Does HIV make one more sensitive to sunlight?
Does it make sense that I could be more sensitive to sunlight as a result of getting HIV? I am 29 and I think I was exposed about a month ago, and I know there are symptoms like rashes that I haven't had. But what about the fact that I feel like the sunlight really hurts my skin and eyes? Is that a bad sign?
Anytime you think you were exposed to HIV, you should see a physician right away. The best type of physician to see about this initially is an a primary care physician such as a family doctor or an internal medicine doctor. After HIV transmission most people develop a sickness called the acute retroviral syndrome. It occurs about 2 weeks to a month after exposure. Typical symptoms are fever, muscle pains, sore throat, enlarged lymph nodes, and sometimes a rash. Most people say they thought that they had the flu. Sensitivity to light is not one of those symptoms, but it is not impossible. Keep in mind that 10% of those who have contracted HIV do not have any noticeable symptoms when the acute syndrome is supposed to occur. I suggest that you schedule an appointment with your primary care physician. He or she can take a detailed history of all of your symptoms and perform a thorough physical exam. You can also discuss your risk factors for contracting HIV and how to prevent transmission. Whether or not you end up having any of the symptoms of the acute retroviral syndrome, you should probably have the HIV test in a couple months. Good luck.
This answer is for general informational purposes only and is not a substitute for professional medical advice.

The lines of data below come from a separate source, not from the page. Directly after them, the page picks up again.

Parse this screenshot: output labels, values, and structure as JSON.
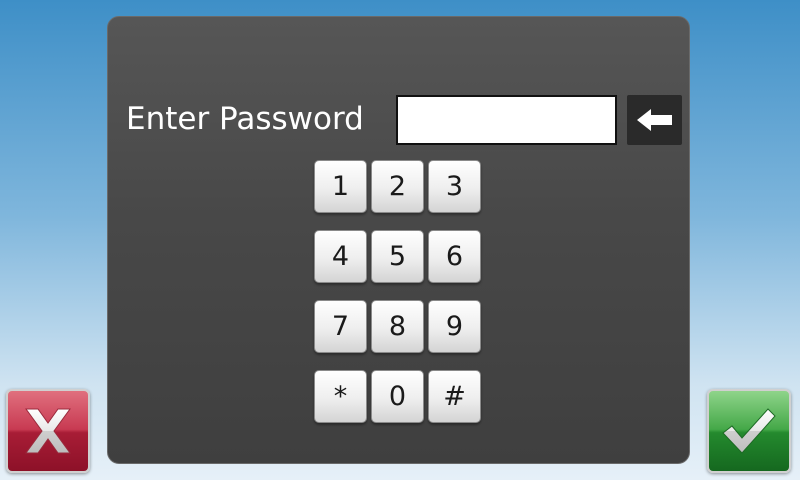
{
  "dialog": {
    "prompt": "Enter Password",
    "password_value": ""
  },
  "keypad": {
    "keys": [
      "1",
      "2",
      "3",
      "4",
      "5",
      "6",
      "7",
      "8",
      "9",
      "*",
      "0",
      "#"
    ]
  },
  "icons": {
    "backspace": "left-arrow-icon",
    "cancel": "x-icon",
    "confirm": "checkmark-icon"
  },
  "colors": {
    "cancel_red": "#b82440",
    "confirm_green": "#2c9436",
    "panel_gray": "#4a4a4a"
  }
}
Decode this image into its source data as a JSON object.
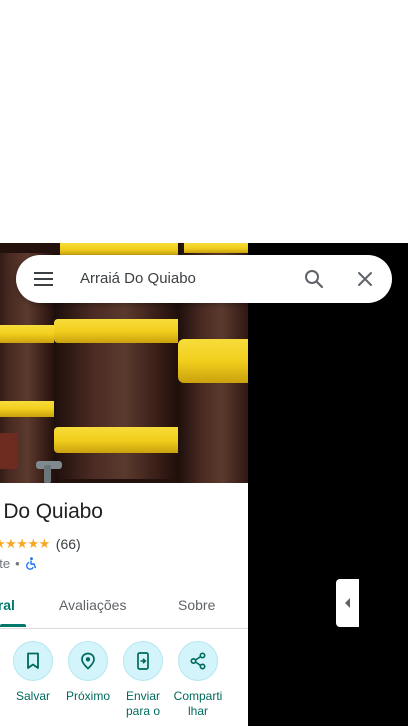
{
  "search": {
    "query": "Arraiá Do Quiabo"
  },
  "place": {
    "title": "á Do Quiabo",
    "stars": "★★★★★",
    "review_count": "(66)",
    "category": "nte",
    "separator": "•",
    "accessibility_icon": "wheelchair-icon"
  },
  "tabs": [
    {
      "label": "eral"
    },
    {
      "label": "Avaliações"
    },
    {
      "label": "Sobre"
    }
  ],
  "actions": [
    {
      "label": "Salvar",
      "icon": "bookmark-icon"
    },
    {
      "label": "Próximo",
      "icon": "nearby-icon"
    },
    {
      "label": "Enviar para o",
      "icon": "send-to-phone-icon"
    },
    {
      "label": "Comparti lhar",
      "icon": "share-icon"
    }
  ],
  "colors": {
    "accent": "#00796b",
    "action_bg": "#d2f4fa",
    "barrel_band": "#f2cf1d",
    "star": "#f9a825",
    "map_bg": "#000000"
  }
}
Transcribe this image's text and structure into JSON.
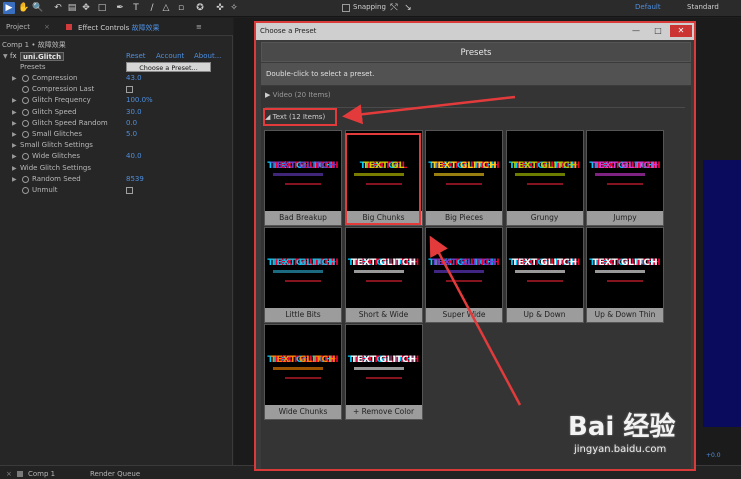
{
  "toolbar": {
    "snapping_label": "Snapping",
    "workspace_default": "Default",
    "workspace_standard": "Standard"
  },
  "left_panel": {
    "tab_project": "Project",
    "tab_effect_controls": "Effect Controls",
    "tab_effect_target": "故障效果",
    "comp_path": "Comp 1 • 故障效果",
    "effect_name": "uni.Glitch",
    "reset": "Reset",
    "account": "Account",
    "about": "About...",
    "presets_label": "Presets",
    "choose_preset_button": "Choose a Preset...",
    "params": [
      {
        "label": "Compression",
        "value": "43.0",
        "has_stopwatch": true,
        "has_triangle": true
      },
      {
        "label": "Compression Last",
        "value": "",
        "checkbox": true,
        "has_stopwatch": true,
        "has_triangle": false
      },
      {
        "label": "Glitch Frequency",
        "value": "100.0%",
        "has_stopwatch": true,
        "has_triangle": true
      },
      {
        "label": "Glitch Speed",
        "value": "30.0",
        "has_stopwatch": true,
        "has_triangle": true
      },
      {
        "label": "Glitch Speed Random",
        "value": "0.0",
        "has_stopwatch": true,
        "has_triangle": true
      },
      {
        "label": "Small Glitches",
        "value": "5.0",
        "has_stopwatch": true,
        "has_triangle": true
      },
      {
        "label": "Small Glitch Settings",
        "value": "",
        "has_stopwatch": false,
        "has_triangle": true,
        "section": true
      },
      {
        "label": "Wide Glitches",
        "value": "40.0",
        "has_stopwatch": true,
        "has_triangle": true
      },
      {
        "label": "Wide Glitch Settings",
        "value": "",
        "has_stopwatch": false,
        "has_triangle": true,
        "section": true
      },
      {
        "label": "Random Seed",
        "value": "8539",
        "has_stopwatch": true,
        "has_triangle": true
      },
      {
        "label": "Unmult",
        "value": "",
        "checkbox": true,
        "has_stopwatch": true,
        "has_triangle": false
      }
    ]
  },
  "bottom_bar": {
    "comp_tab": "Comp 1",
    "render_queue": "Render Queue",
    "right_value": "+0.0"
  },
  "dialog": {
    "title": "Choose a Preset",
    "header": "Presets",
    "instruction": "Double-click to select a preset.",
    "video_category": "Video (20 Items)",
    "text_category": "Text (12 Items)",
    "presets": [
      {
        "name": "Bad Breakup",
        "preview_text": "TEXT GLITCH",
        "color": "#6b3fc9"
      },
      {
        "name": "Big Chunks",
        "preview_text": "TEXT GL",
        "color": "#c8d000"
      },
      {
        "name": "Big Pieces",
        "preview_text": "TEXT GLITCH",
        "color": "#ffd21a"
      },
      {
        "name": "Grungy",
        "preview_text": "TEXT GLITCH",
        "color": "#b6d000"
      },
      {
        "name": "Jumpy",
        "preview_text": "TEXT GLITCH",
        "color": "#d23bd9"
      },
      {
        "name": "Little Bits",
        "preview_text": "TEXT GLITCH",
        "color": "#2fb0d6"
      },
      {
        "name": "Short & Wide",
        "preview_text": "TEXT GLITCH",
        "color": "#ffffff"
      },
      {
        "name": "Super Wide",
        "preview_text": "TEXT GLITCH",
        "color": "#6a3fd9"
      },
      {
        "name": "Up & Down",
        "preview_text": "TEXT GLITCH",
        "color": "#ffffff"
      },
      {
        "name": "Up & Down Thin",
        "preview_text": "TEXT GLITCH",
        "color": "#ffffff"
      },
      {
        "name": "Wide Chunks",
        "preview_text": "TEXT GLITCH",
        "color": "#ff8a00"
      },
      {
        "name": "+ Remove Color",
        "preview_text": "TEXT GLITCH",
        "color": "#ffffff"
      }
    ]
  },
  "watermark": {
    "main": "Bai 经验",
    "sub": "jingyan.baidu.com"
  }
}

If you think you may have a medical emergency, call your doctor or (in the United States) 911 immediately. Always seek the advice of your doctor before starting or changing treatment. Medical professionals who provide responses to health-related questions are intended third party beneficiaries with certain rights under Zocdoc’s Terms of Service.